Would you write out the entries below, every one of them, exactly?

[[ Data for the task open ]]

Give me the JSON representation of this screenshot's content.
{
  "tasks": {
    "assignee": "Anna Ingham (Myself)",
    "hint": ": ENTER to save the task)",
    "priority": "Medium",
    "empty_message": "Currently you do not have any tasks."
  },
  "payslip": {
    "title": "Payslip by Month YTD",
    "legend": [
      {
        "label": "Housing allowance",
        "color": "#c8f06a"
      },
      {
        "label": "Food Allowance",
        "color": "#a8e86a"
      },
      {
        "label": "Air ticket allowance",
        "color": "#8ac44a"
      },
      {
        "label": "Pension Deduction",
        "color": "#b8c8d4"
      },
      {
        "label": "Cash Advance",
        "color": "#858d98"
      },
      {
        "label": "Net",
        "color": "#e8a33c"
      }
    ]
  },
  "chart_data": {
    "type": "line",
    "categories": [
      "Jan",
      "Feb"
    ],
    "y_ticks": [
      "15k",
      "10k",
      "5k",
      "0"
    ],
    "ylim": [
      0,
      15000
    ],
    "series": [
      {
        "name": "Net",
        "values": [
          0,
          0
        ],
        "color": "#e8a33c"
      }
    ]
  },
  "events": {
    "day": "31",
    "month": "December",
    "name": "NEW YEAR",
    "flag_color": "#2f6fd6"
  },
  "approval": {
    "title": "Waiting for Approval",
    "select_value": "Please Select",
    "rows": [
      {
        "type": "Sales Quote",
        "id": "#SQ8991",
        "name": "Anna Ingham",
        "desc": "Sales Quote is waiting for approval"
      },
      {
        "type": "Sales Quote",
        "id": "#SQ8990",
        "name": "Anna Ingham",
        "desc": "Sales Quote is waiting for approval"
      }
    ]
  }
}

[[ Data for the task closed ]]

● Reply
Give me the JSON representation of this screenshot's content.
{
  "tasks": {
    "assignee": "Anna Ingham (Myself)",
    "hint": ": ENTER to save the task)",
    "priority": "Medium",
    "empty_message": "Currently you do not have any tasks."
  },
  "payslip": {
    "title": "Payslip by Month YTD",
    "legend": [
      {
        "label": "Housing allowance",
        "color": "#c8f06a"
      },
      {
        "label": "Food Allowance",
        "color": "#a8e86a"
      },
      {
        "label": "Air ticket allowance",
        "color": "#8ac44a"
      },
      {
        "label": "Pension Deduction",
        "color": "#b8c8d4"
      },
      {
        "label": "Cash Advance",
        "color": "#858d98"
      },
      {
        "label": "Net",
        "color": "#e8a33c"
      }
    ]
  },
  "chart_data": {
    "type": "line",
    "categories": [
      "Jan",
      "Feb"
    ],
    "y_ticks": [
      "15k",
      "10k",
      "5k",
      "0"
    ],
    "ylim": [
      0,
      15000
    ],
    "series": [
      {
        "name": "Net",
        "values": [
          0,
          0
        ],
        "color": "#e8a33c"
      }
    ]
  },
  "events": {
    "day": "31",
    "month": "December",
    "name": "NEW YEAR",
    "flag_color": "#2f6fd6"
  },
  "approval": {
    "title": "Waiting for Approval",
    "select_value": "Please Select",
    "rows": [
      {
        "type": "Sales Quote",
        "id": "#SQ8991",
        "name": "Anna Ingham",
        "desc": "Sales Quote is waiting for approval"
      },
      {
        "type": "Sales Quote",
        "id": "#SQ8990",
        "name": "Anna Ingham",
        "desc": "Sales Quote is waiting for approval"
      }
    ]
  }
}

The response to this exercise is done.